By Jase Peeples
Originally published on Advocate.com July 18 2011 9:10 AM ET
DC Comics grabbed headlines last June when the company announced its entire line of comic books would be overhauled with 52 all-new #1 issues in September. Not only would iconic characters such as Superman and Wonder Woman restart with a fresh number, but costumes and origins for the entire universe of characters would be updated as well.
The company has also taken advantage of the relaunch to establish a wider range of diversity, introducing several LGBT characters in their own titles. Apollo and Midnighter, a gay superhero couple who previously existed in DC’s alternate Wildstorm line of comics, have been incorporated into the company’s main cast of characters. They will join lesbians Batwoman, The Question, and the bisexual African-American superhero Voodoo in DC’s new universe.
DC Comics Co-Publisher Dan Didio provided The Advocate with some insight into the new DC Universe and what we can expect to see from its expanding cast of LGBT characters.
The Advocate: What can you tell us about the new Batwoman and the thought process behind introducing a high-profile lesbian character into the DC Universe?
Dan Didio: We did a big push for Batwoman. We introduced her quite a while ago and we really wanted to push her as one of the mainstay characters in Batman’s world. It was important for us to introduce a gay character in that series. It was important for us to have [that character] featured with a bat symbol on its chest because we knew that would draw the attention and show how much we were behind setting a standard of diversity in the line [and] also making her a strong character in her own right.
Why did you choose to attach such a high-profile gay character to Batman as apposed to other characters like Superman or Wonder Woman?
There’s a lot more characters that inhabit Batman’s world. We knew we were interested in reintroducing the Batwoman character to his mythology and we also wanted to show a [different] point of view…because some of those characters without superpowers come from the same sense of grief in their past. Establishing [Batwoman] as a lesbian early on it givers her a different sensibility, a different point of view, and it also allows us to tell stories from a different angle that sets her apart from the other characters in Batman’s world.

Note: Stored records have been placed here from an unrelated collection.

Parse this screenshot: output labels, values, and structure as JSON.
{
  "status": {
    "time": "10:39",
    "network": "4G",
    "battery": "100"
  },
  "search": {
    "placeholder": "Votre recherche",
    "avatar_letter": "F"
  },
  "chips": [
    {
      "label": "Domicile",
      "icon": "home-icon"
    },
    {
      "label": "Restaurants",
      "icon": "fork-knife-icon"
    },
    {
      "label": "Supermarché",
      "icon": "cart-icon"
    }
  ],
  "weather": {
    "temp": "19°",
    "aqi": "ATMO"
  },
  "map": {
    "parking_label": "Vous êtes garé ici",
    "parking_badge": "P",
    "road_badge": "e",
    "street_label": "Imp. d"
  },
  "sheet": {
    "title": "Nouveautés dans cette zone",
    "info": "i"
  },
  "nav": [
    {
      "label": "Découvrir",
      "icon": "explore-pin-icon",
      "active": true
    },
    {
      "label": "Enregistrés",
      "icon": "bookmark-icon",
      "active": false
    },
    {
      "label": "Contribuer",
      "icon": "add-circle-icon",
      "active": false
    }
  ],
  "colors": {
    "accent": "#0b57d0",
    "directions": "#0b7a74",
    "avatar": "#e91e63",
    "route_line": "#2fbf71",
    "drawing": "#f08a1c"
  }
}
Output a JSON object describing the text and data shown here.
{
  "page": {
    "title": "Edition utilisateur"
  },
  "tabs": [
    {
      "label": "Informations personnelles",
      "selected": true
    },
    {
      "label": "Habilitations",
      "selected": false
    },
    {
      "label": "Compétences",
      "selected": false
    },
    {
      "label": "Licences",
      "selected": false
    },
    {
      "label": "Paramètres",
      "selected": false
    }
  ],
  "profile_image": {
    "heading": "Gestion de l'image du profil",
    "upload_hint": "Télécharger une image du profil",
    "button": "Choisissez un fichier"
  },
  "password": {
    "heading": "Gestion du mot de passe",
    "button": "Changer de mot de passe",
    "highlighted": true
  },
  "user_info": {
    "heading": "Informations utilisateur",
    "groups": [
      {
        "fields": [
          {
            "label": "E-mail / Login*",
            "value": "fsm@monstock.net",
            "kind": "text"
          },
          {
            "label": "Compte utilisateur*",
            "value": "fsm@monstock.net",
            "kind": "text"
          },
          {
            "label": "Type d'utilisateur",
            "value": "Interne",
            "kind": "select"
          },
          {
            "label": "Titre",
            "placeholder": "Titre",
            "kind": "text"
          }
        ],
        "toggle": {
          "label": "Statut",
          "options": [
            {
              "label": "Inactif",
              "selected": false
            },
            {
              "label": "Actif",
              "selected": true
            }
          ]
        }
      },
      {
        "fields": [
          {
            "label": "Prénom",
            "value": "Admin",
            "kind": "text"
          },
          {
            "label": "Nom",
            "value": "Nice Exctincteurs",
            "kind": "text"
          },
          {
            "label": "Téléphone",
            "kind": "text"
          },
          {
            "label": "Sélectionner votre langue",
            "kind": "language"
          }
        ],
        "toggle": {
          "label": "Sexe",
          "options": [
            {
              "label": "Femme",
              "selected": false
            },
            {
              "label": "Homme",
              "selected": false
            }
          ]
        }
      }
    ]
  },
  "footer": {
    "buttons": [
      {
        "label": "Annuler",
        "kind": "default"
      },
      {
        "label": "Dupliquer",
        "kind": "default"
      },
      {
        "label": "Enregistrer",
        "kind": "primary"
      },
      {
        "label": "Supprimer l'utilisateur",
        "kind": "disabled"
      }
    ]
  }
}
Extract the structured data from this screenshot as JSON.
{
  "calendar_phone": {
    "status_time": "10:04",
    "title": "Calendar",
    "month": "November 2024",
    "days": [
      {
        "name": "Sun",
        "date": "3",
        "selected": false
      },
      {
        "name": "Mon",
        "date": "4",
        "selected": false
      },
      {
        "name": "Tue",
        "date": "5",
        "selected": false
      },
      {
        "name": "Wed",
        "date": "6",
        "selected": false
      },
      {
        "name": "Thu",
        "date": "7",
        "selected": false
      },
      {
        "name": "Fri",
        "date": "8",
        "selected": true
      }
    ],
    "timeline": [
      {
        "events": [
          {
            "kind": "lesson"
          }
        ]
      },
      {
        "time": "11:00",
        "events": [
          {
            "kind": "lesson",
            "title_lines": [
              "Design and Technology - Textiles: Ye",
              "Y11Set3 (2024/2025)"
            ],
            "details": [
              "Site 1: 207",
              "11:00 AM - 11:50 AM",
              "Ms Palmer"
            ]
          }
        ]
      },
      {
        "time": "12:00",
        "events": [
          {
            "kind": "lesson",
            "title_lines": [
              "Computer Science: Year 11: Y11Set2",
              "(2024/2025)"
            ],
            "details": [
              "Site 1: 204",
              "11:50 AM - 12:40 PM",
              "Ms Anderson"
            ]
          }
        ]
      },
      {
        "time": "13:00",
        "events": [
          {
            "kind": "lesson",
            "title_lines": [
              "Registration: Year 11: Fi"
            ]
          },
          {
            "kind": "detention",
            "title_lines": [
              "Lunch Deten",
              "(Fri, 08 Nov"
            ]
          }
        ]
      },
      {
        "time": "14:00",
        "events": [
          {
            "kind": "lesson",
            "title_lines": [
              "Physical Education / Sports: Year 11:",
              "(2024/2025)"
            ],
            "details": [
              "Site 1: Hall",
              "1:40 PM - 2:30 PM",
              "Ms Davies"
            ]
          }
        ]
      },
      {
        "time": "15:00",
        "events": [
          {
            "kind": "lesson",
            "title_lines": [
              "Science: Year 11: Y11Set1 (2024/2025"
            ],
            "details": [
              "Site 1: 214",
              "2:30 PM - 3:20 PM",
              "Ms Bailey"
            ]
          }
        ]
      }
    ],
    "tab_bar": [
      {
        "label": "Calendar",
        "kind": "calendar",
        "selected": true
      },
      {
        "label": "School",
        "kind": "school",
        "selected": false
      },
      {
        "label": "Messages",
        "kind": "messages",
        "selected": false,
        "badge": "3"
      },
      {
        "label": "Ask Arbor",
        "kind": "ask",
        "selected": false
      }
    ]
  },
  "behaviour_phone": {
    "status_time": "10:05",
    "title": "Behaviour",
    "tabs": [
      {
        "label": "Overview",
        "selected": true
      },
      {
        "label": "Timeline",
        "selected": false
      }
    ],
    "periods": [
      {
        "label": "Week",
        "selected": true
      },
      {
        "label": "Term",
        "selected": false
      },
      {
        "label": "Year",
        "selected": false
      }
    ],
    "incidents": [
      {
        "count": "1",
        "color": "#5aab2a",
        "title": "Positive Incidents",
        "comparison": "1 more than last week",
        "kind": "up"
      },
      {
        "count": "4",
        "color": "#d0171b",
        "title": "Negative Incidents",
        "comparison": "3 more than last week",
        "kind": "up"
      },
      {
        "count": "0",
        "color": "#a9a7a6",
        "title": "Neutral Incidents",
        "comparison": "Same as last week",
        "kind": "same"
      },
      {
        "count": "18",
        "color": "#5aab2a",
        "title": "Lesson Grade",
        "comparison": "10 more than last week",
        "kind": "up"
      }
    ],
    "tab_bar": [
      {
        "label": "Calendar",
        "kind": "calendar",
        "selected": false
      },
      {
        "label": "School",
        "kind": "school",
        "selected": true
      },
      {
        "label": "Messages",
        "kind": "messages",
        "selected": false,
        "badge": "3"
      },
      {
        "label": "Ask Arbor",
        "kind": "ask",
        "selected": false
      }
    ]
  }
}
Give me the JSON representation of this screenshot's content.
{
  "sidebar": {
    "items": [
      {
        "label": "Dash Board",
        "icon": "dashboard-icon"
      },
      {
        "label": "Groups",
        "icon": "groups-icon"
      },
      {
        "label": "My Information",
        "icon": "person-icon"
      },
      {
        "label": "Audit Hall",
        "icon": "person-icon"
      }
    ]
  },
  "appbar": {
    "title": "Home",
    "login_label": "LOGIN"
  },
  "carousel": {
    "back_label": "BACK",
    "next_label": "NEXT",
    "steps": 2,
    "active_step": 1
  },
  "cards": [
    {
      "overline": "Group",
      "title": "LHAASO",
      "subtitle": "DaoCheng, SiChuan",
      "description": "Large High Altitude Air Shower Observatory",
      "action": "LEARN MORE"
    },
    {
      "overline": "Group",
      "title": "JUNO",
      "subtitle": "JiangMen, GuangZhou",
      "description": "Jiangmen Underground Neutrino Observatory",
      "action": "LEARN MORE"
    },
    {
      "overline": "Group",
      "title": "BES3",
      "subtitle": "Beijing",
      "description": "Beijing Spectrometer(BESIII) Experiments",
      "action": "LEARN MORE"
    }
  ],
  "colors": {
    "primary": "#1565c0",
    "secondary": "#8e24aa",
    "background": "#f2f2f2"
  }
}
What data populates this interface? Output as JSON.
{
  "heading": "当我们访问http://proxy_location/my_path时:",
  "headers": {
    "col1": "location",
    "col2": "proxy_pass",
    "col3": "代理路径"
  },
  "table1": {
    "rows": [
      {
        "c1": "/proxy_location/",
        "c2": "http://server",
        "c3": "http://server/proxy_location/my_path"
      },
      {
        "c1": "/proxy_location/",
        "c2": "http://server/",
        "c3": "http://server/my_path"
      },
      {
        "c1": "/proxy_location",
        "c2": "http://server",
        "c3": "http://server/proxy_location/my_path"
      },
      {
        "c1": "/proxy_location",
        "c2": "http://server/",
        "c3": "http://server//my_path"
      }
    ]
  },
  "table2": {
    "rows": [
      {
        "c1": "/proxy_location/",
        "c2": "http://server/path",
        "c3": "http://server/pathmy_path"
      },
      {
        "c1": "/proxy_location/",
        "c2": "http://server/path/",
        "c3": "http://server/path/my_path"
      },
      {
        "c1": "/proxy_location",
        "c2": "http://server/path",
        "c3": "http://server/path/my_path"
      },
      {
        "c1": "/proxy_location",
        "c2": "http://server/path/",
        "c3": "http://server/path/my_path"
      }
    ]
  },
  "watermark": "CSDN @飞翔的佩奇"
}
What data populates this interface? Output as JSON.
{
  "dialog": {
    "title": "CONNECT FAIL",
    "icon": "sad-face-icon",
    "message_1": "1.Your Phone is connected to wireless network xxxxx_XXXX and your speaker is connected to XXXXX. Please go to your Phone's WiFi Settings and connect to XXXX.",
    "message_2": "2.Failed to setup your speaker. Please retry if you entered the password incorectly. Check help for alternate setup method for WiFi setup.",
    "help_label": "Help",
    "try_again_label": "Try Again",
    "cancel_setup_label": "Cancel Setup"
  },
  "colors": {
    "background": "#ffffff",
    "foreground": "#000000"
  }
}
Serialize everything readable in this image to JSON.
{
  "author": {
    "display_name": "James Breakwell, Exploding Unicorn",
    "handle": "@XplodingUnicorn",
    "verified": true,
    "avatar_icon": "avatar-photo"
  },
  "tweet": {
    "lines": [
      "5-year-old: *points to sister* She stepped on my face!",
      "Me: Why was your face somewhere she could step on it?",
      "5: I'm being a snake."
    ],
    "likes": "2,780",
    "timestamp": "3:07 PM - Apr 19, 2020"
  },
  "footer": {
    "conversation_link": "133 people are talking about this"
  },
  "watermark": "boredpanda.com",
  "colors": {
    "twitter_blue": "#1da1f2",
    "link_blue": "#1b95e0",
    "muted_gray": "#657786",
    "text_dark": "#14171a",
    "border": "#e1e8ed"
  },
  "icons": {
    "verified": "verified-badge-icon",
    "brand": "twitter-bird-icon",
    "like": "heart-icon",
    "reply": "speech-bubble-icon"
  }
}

One of you new 52 titles in September, Stormwatch, will feature two gay male superheroes that were already established as a couple in your line of Wildstorm comics. What was the driving force behind incorporating them into the main DC Universe?
When we looked at trying to incorporate some of the characters that inhabited the Wildstorm universe Apollo and Midnighter are two characters that have always popped out. Not because of what they represent, but they’re just strong characters in their own right and [they] were able to represent a story, a style of character that wasn’t represented in the DC Universe. There’s more of an aggressive nature with those characters that will interact interestingly with other characters and allows us to tell more and better stories.
Gay characters in mainstream comics are a growing minority, but gay characters in a long-term relationship are something we’ve rarely seen. Was there any concern at DC about incorporating a gay male couple with an established relationship into the superhero ranks?
Actually there was absolutely no concern about that. The only thing that we discussed long and hard was the idea of where those characters would be in relation to their [own] relationship. Because they had an established relationship in the stories that were being told within the Wildstorm universe—and this is the first time they’re being seen in the DC Universe—we wanted to build them from scratch and watch an emerging relationship between these two characters. So in this particular case, Apollo is much more out and much more comfortable with himself [while] Midnighter is naturally a little more repressed. You’re going to see the two characters working side by side and showing the difficulties of working together, learning and growing as a team and then ultimately as a couple.
In addition to Batwoman, Apollo and Midnighter, you’re also introducing a female bisexual African American superhero in Voodoo. Was it a conscious decision to introduce characters from across the LGBT spectrum?
Yes. What we really wanted to do was show the diversity of our audience across the line of our books. Right now we have such a wide fan base and we wanted to create characters and stories that really reflected [that] fan base.
DC has several popular teenage heroes such as Robin, Wonder Girl, Superboy and the other Teen Titans. With gay teens becoming more visible in the media, can readers expect to see a teenaged gay superhero in the future?
One of the things we’re very focused on doing for these types of stories is rather than [change an existing] character, we want to make sure that this is the basis of who that character is right from the start. So if we’re going to introduce a gay character in Teen Titans, we want to make it a new character and make sure that is an iatrical part of who he is, or who she is, right from the start so we can really lean and grow with her or him.
Do you think there’s something inherent about superheroes that make them more relatable to gay readers?
I think there’s a lot of empowerment that takes place in these stories, not just for gay readers, but for everyone. There’s [that] freeing aspect of when they put the costume on that allows them to transcend their normal life. If their normal life becomes oppressive, this is their escape from that and I think that relates to anybody. More importantly I think everyone wants to embrace that and run along with it.